I am always wary reading a book of biographical or personal content about Hannah Arendt. Her life is fascinating. I am always on guard against the seductive danger of reading too much of her biography into her work. And wow is this a riveting read.

Anders was Arendt’s first husband. A fellow Jew, they met in Martin Heidegger’s lecture hall where they both heard lectures on Hegel’s Logic and participated in a seminar on Kant’s Critique of Pure Reason. Arendt, at the time in love with their Professor, had little time for Anders (who went by his family name Günther Stern). Five years later, in 1929, they met again at a masked ball in Berlin, where he spoke the above words to Arendt while dancing.

Arendt and Anders were married not long afterwards and moved to Drewitz (now Potsdam) where they tried to make lives for themselves as independent writers. It was there, on the balcony of the apartment they sublet, that Arendt and Anders would eat bowls upon bowls of cherries.

We sat across from each other on the tiny balcony, between a colossal basket of cherries; on the left and right were empty marmalade jars, for we pitted the black, plump fruit, in order to cook it—what for her was a great joy, like cooking in general, which she mastered even as well as philosophy. We put the pits in one jar, the fruity flesh in the others. And always a few in our mouths—especially [Hannah], for she was just as desirous of cherries as she was of cigarettes…

Aside from Arendt’s passion for cherries, there is much to learn from Anders’ account of their early conversations. This is true even though the book is a reconstruction, part truth and part fantasy. As he writes, the dialogue itself is real (as is the scene of the cherry battle), but the words themselves are “just as much poetry as truth.”

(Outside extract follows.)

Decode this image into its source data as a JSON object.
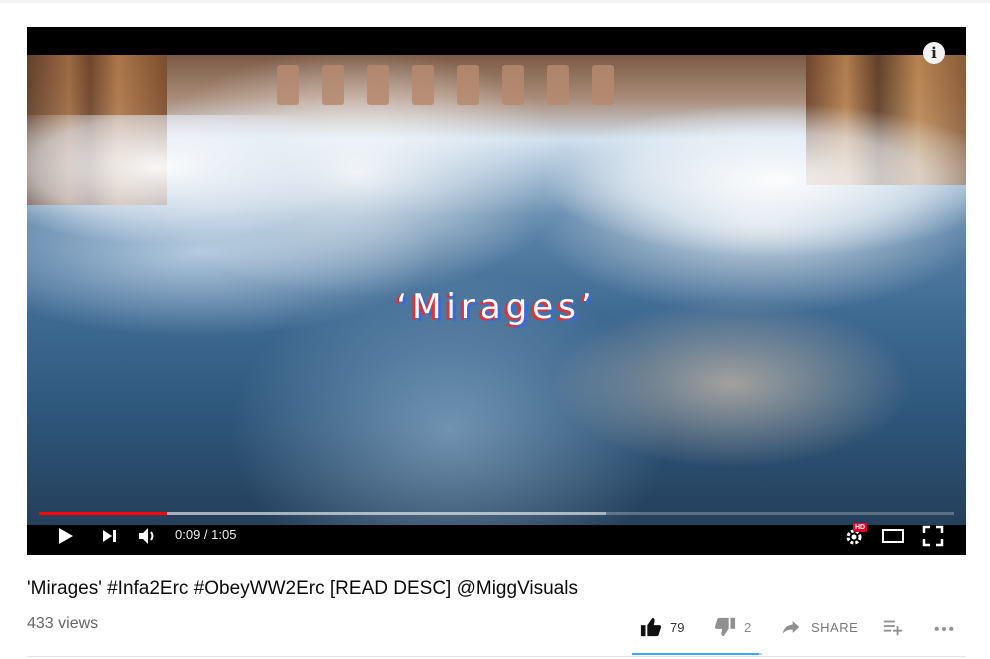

The topic of the dialogue is one that would occupy Arendt and Anders both for much of their lives: “The Irrelevance of Mankind.” That is Anders formulation. What comes through in this magical dialogue is the joy in thinking and sparring by two young and gifted thinkers (Arendt was 22-23 at the time, Anders around 30). They punch and counterpunch, Anders taking up the Darwinian and scientific position that man is, in the end, merely one creature among others, not special or particularly relevant in any way. Or, as Arendt asks him, astonished: “You mean we are fully irrelevant? And unknown? And purely busybodies, things with no sense? Metaphysical busybodies?”

Arendt is, in Anders’ words, “too Jewish” to concede that human beings were simply “pieces of the world.” The world was, and remained for Arendt,  “created for mankind.”

At one point Anders insists: “we are simply not mature enough to concede the fact of our cosmic irrelevance; that we are too cowardly and possess too little civil courage to learn to accept that which has been that human modesty that follows from Copernicus.”

Arendt counters that all species think of themselves as the center of the world, to which Anders parries: the fact that we share a defect with other species does not make us better than they. To be met with what Anders calls Arendt’s “winning argument”: “Naturally not. But perhaps we are the only species that is conscious of this defect; that at the least has a monopoly on the insight into its non-monopoly position.”

We’ll have a full review of Die Kirschenschlacht: Dialoge mit Hannah Arendt before long. For now, just think, it is only a few months before the cherries are ripe.